My smartphone, I knew, wasn’t the only culprit. My mind itself seemed set to the practical. My imagination was penned in, less apt to crash the fence and roam those invisible hills. My first book had recently been published, and I had spent months answering Q&As, tweeting, smiling, and trying to figure out Instagram. That tornado over, I was back to drafting a new book. For the past few weeks, whenever I sat down to write, I panicked. Now I wondered if my panic was not merely the usual worry that this new book wouldn’t turn out. Maybe I was panicking over boredom itself. I feared a return to the dead and lost hours that my fiction had always required.
Call to action

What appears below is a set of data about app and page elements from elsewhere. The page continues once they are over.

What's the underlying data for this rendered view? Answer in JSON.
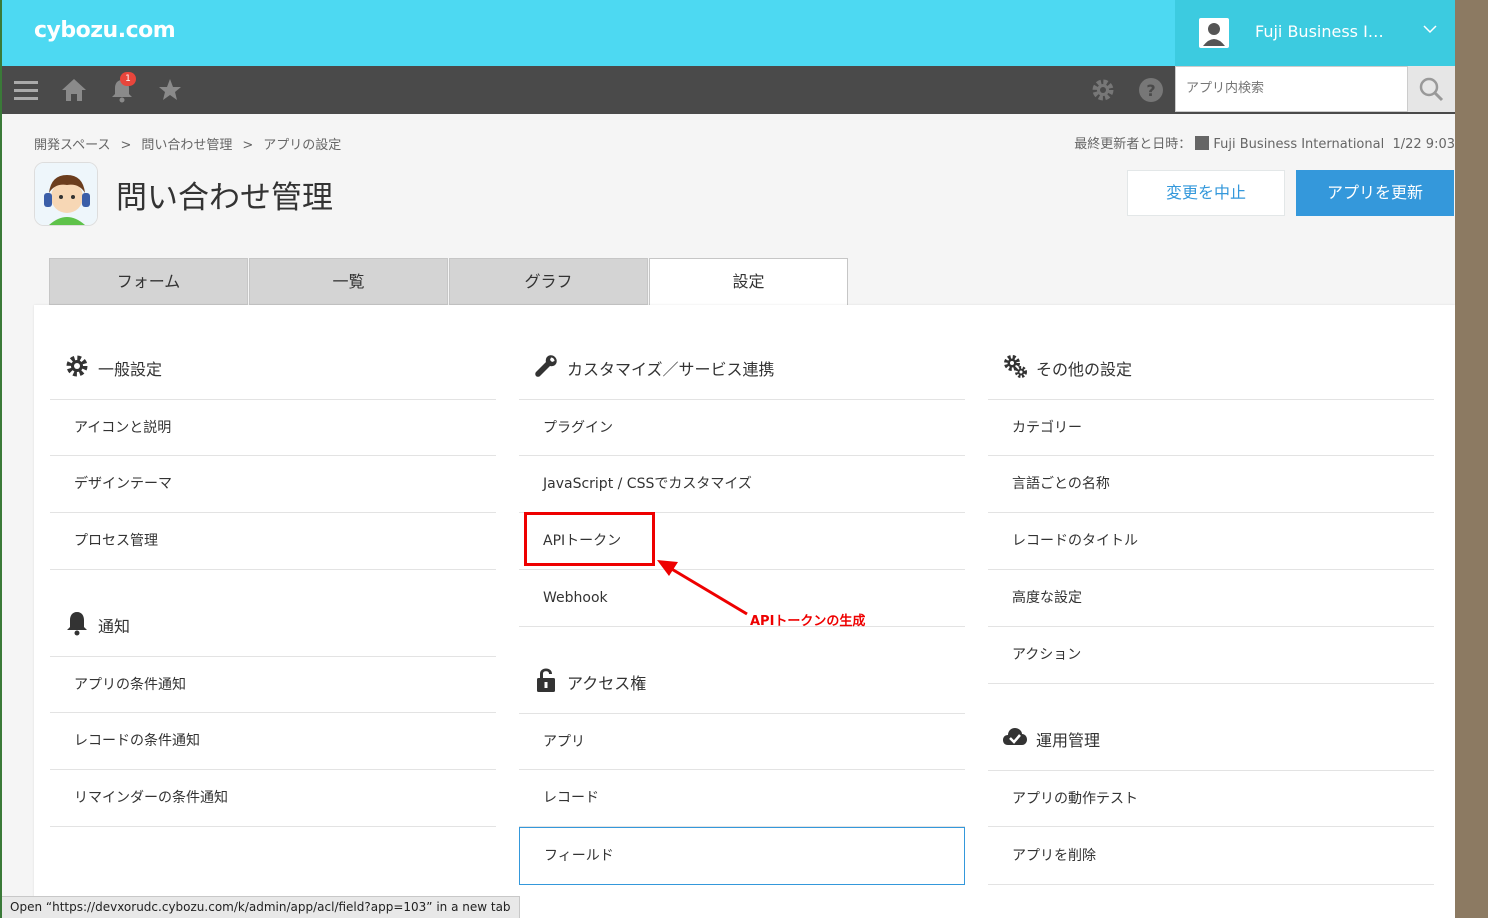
{
  "header": {
    "logo": "cybozu.com",
    "user_name": "Fuji Business I…"
  },
  "nav": {
    "notification_count": "1",
    "search_placeholder": "アプリ内検索"
  },
  "breadcrumb": [
    "開発スペース",
    "問い合わせ管理",
    "アプリの設定"
  ],
  "breadcrumb_sep": ">",
  "updated": {
    "label": "最終更新者と日時：",
    "user": "Fuji Business International",
    "datetime": "1/22 9:03"
  },
  "app": {
    "title": "問い合わせ管理",
    "cancel_label": "変更を中止",
    "update_label": "アプリを更新"
  },
  "tabs": [
    {
      "label": "フォーム",
      "active": false
    },
    {
      "label": "一覧",
      "active": false
    },
    {
      "label": "グラフ",
      "active": false
    },
    {
      "label": "設定",
      "active": true
    }
  ],
  "sections": {
    "general": {
      "title": "一般設定",
      "items": [
        "アイコンと説明",
        "デザインテーマ",
        "プロセス管理"
      ]
    },
    "notification": {
      "title": "通知",
      "items": [
        "アプリの条件通知",
        "レコードの条件通知",
        "リマインダーの条件通知"
      ]
    },
    "customize": {
      "title": "カスタマイズ／サービス連携",
      "items": [
        "プラグイン",
        "JavaScript / CSSでカスタマイズ",
        "APIトークン",
        "Webhook"
      ]
    },
    "access": {
      "title": "アクセス権",
      "items": [
        "アプリ",
        "レコード",
        "フィールド"
      ]
    },
    "other": {
      "title": "その他の設定",
      "items": [
        "カテゴリー",
        "言語ごとの名称",
        "レコードのタイトル",
        "高度な設定",
        "アクション"
      ]
    },
    "operation": {
      "title": "運用管理",
      "items": [
        "アプリの動作テスト",
        "アプリを削除"
      ]
    }
  },
  "annotation": {
    "text": "APIトークンの生成",
    "color": "#e00000"
  },
  "status_bar": {
    "text": "Open “https://devxorudc.cybozu.com/k/admin/app/acl/field?app=103” in a new tab"
  },
  "colors": {
    "header": "#4dd9f2",
    "nav": "#4a4a4a",
    "primary": "#3498db"
  }
}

For the rest of the summer, before I started to write, I practiced boredom. I woke up early and went outside to my garden. I sat in a lawn chair, empty-handed. My mind buzzed. My body revolted. I needed to get off the chair. I needed to move, work on the book, solve the pacing problem in the first chapter, develop that character, figure out that turn, make something happen by noon, get the draft finished by fall. But no. I had to stay still. I had to be bored. Soon, I was. And once my imagination had hatched an escape plan, I went upstairs and got to work.

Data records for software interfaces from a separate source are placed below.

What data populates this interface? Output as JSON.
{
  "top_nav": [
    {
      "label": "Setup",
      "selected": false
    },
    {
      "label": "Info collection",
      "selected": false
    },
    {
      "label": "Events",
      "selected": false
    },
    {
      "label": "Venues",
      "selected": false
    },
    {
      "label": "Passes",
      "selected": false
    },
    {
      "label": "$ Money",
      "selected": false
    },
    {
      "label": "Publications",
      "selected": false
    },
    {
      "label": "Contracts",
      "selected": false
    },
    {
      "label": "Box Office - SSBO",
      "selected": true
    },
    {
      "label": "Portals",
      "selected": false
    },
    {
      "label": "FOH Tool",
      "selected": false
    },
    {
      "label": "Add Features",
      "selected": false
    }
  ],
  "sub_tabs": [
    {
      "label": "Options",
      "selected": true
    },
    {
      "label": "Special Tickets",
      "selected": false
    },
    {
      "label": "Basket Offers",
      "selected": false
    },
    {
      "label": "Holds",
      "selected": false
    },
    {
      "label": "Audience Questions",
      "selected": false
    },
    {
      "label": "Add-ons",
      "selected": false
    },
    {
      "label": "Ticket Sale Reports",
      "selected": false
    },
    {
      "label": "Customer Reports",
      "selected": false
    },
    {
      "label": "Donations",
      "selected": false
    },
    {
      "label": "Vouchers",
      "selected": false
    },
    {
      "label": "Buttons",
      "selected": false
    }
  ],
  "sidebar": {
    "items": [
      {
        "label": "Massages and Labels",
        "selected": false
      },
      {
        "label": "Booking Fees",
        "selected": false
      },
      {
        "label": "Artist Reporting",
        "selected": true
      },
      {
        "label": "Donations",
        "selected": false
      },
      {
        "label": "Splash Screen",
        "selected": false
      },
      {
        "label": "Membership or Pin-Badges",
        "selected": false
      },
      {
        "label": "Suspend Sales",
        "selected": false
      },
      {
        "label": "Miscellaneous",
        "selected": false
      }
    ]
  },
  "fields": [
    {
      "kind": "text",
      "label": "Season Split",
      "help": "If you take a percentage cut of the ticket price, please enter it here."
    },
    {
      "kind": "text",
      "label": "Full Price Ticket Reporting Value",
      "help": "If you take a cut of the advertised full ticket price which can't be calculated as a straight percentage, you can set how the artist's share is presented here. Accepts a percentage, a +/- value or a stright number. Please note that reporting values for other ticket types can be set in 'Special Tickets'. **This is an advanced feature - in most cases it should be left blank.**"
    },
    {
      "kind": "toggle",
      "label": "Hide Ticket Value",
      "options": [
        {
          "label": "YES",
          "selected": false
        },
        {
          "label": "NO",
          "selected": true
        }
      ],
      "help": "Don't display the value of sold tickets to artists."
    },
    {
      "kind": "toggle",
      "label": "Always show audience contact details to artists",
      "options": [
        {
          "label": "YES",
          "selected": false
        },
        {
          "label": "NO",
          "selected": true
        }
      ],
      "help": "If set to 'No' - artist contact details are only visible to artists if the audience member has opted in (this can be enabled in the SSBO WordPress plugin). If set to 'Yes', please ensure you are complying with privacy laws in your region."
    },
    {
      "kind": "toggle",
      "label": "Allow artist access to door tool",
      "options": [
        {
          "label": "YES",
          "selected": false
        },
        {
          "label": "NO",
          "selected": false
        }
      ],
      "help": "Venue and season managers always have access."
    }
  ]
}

Thursday, January 17, 2019

Half Gods by Akil Kumarasamy Is the Winner of The Story Prize Spotlight Award

Beyond naming three finalists each January, we also present The Story Prize Spotlight Award to a collection of exceptional merit. Selected books can be promising works by first-time authors, collections in alternative formats, or works that demonstrate an unusual perspective on the writer's craft. The award includes a prize of $1,000. 

We're pleased to announce that the winner for books published in 2018 is Half Gods by Akil Kumarasamy (Farrar, Straus and Giroux), a collection of ten stories set in the U.S. and Sri Lanka that center around a family that has a foot in each world. Although the book references the epic Hindu text the Mahabharata, these beautifully written and shaped stories are firmly grounded in the details of Kumarasamy's characters' everyday lives

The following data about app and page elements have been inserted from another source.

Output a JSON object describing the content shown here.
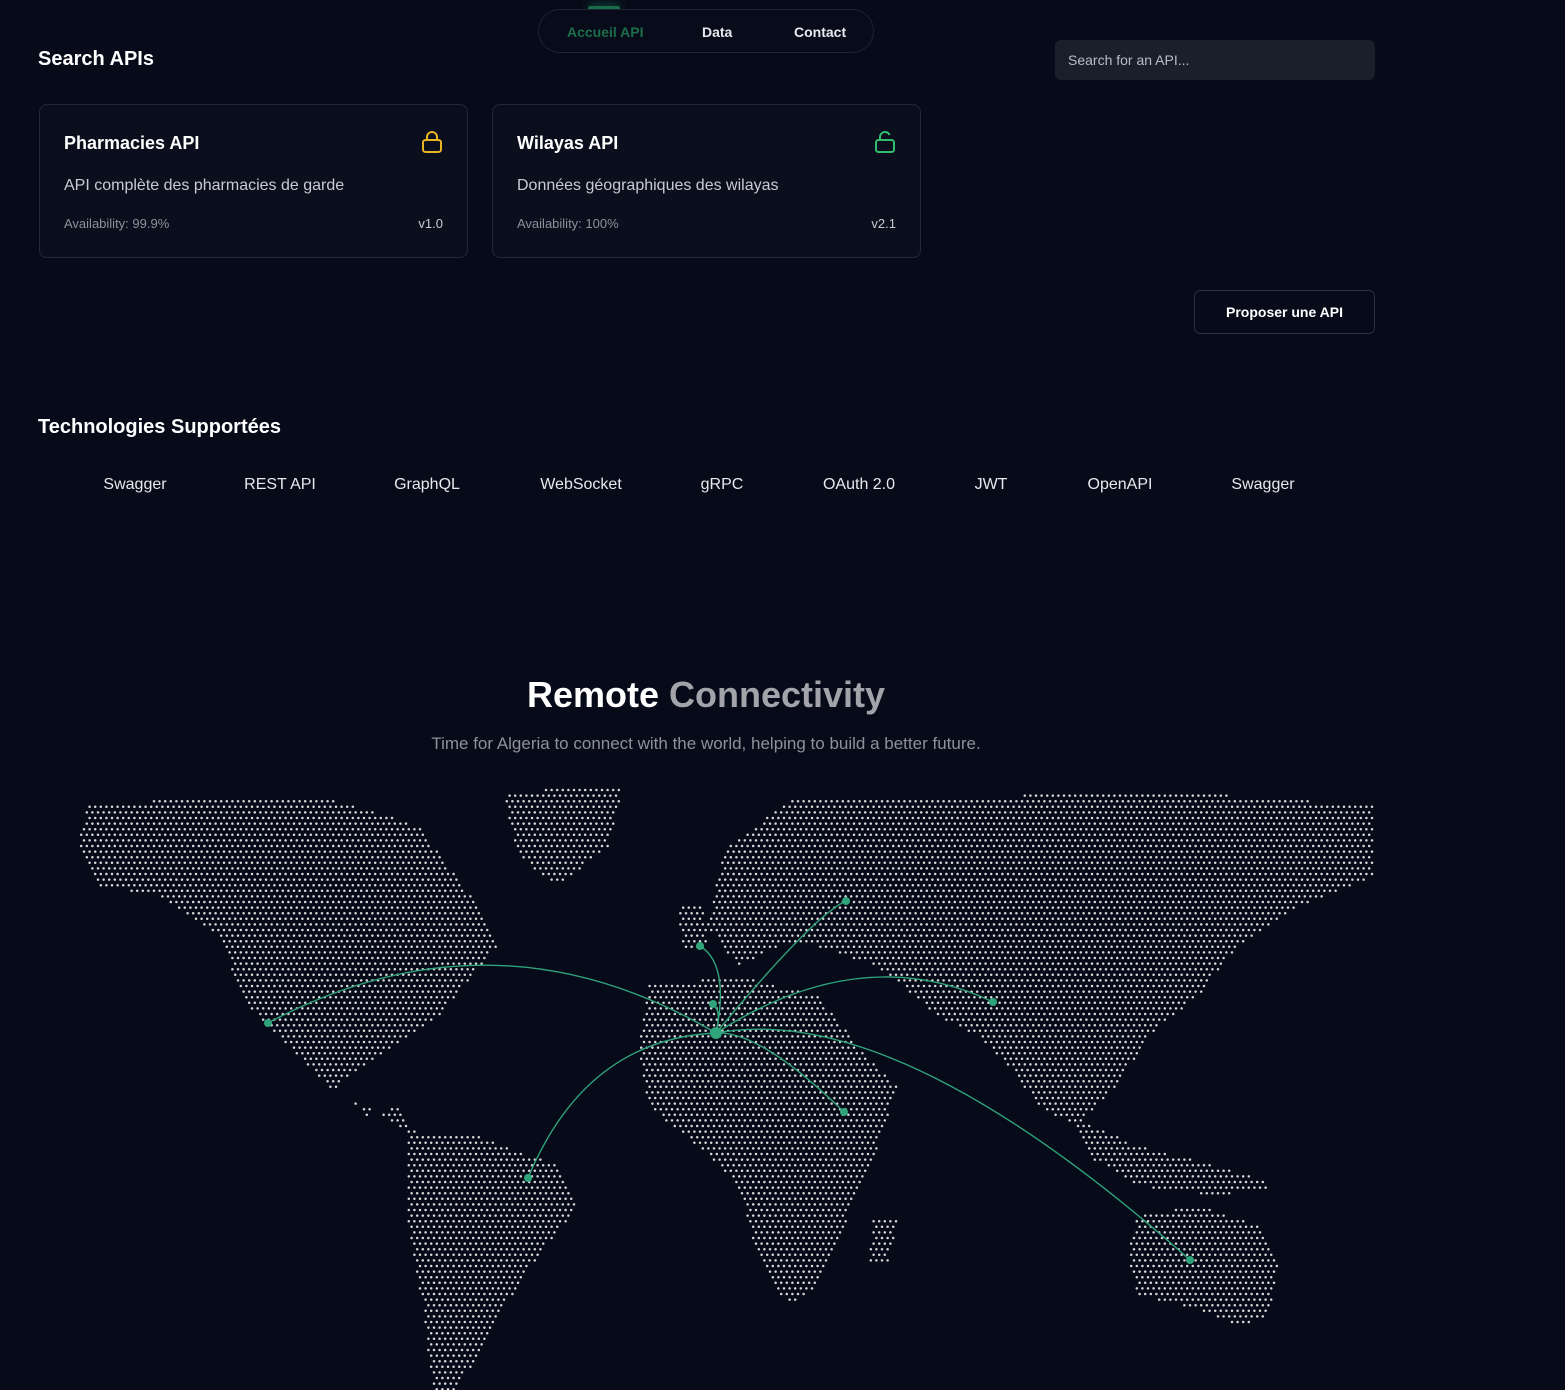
{
  "nav": {
    "items": [
      {
        "label": "Accueil API",
        "active": true
      },
      {
        "label": "Data",
        "active": false
      },
      {
        "label": "Contact",
        "active": false
      }
    ]
  },
  "search": {
    "title": "Search APIs",
    "placeholder": "Search for an API..."
  },
  "apis": [
    {
      "title": "Pharmacies API",
      "description": "API complète des pharmacies de garde",
      "availability": "Availability: 99.9%",
      "version": "v1.0",
      "icon": "lock-icon",
      "icon_color": "#e8b423"
    },
    {
      "title": "Wilayas API",
      "description": "Données géographiques des wilayas",
      "availability": "Availability: 100%",
      "version": "v2.1",
      "icon": "unlock-icon",
      "icon_color": "#2fbf6f"
    }
  ],
  "propose_button": "Proposer une API",
  "technologies": {
    "title": "Technologies Supportées",
    "items": [
      "Swagger",
      "REST API",
      "GraphQL",
      "WebSocket",
      "gRPC",
      "OAuth 2.0",
      "JWT",
      "OpenAPI",
      "Swagger"
    ]
  },
  "hero": {
    "title_primary": "Remote",
    "title_secondary": "Connectivity",
    "subtitle": "Time for Algeria to connect with the world, helping to build a better future."
  },
  "colors": {
    "background": "#070a18",
    "accent": "#2fa37a",
    "map_dots": "#d9d9d9"
  }
}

This is the seventh time we've given out The Story Prize Spotlight Award. The six previous winners are: Drifting House by Krys Lee, Byzantium by Ben Stroud, Praying Drunk by Kyle MinorKilling and Dying by Adrian TomineHim, Me, Muhammad Ali by Randa Jarrarand Subcortical by Lee Conell. 

Congratulations to Akil Kumarasamy and Farrar, Straus and Giroux for winning The Story Prize Spotlight Award for short story collections published in 2018.

Wednesday, January 9, 2019

The Story Prize Finalists: Jamel Brinkley, Deborah Eisenberg, and Lauren Groff!

We're pleased to honor as finalists for The Story Prize three outstanding books published in 2018, chosen from 108 entries representing 79 different publishers or imprints. The finalists are:

  • Florida by Lauren Groff (Riverhead Books)
A Lucky Man by Jamel Brinkley explores complex family bonds and the inescapable consequences of choices made and avoided. The incisive stories in Deborah Eisenberg's Your Duck Is My Duck capture both the gravity and the absurdity of our current predicament. Florida by Lauren Groff uses the Sunshine State as a point of departure, shining a light on the menaces her characters perceive to be lurking in the shadows.

This year's judges—author Jo Ann Beard, Washington Post book critic Walton Muyumba, and bookseller Veronica Santiago Liu—will decide the outcome.

The annual award event will take place at the New School’s Auditorium at 66 West 12 Street in New York City at 7:30 p.m. on Wed., March 6. Tickets cost $14. That night, Brinkley, Eisenberg, and Groff will read from and discuss their work on-stage. At the end of the event, Julie Lindsey will announce the winner and present that author with $20,000 along with an engraved silver bowl. The two runners-up will each receive $5,000. The Creative Writing Program at The New School co-sponsors the event.

In the weeks ahead, we'll announce this year's winner of The Story Prize Spotlight Award. We'll also publish an index of guest posts from 2018 authors and a long list of other exceptional collections we read last year.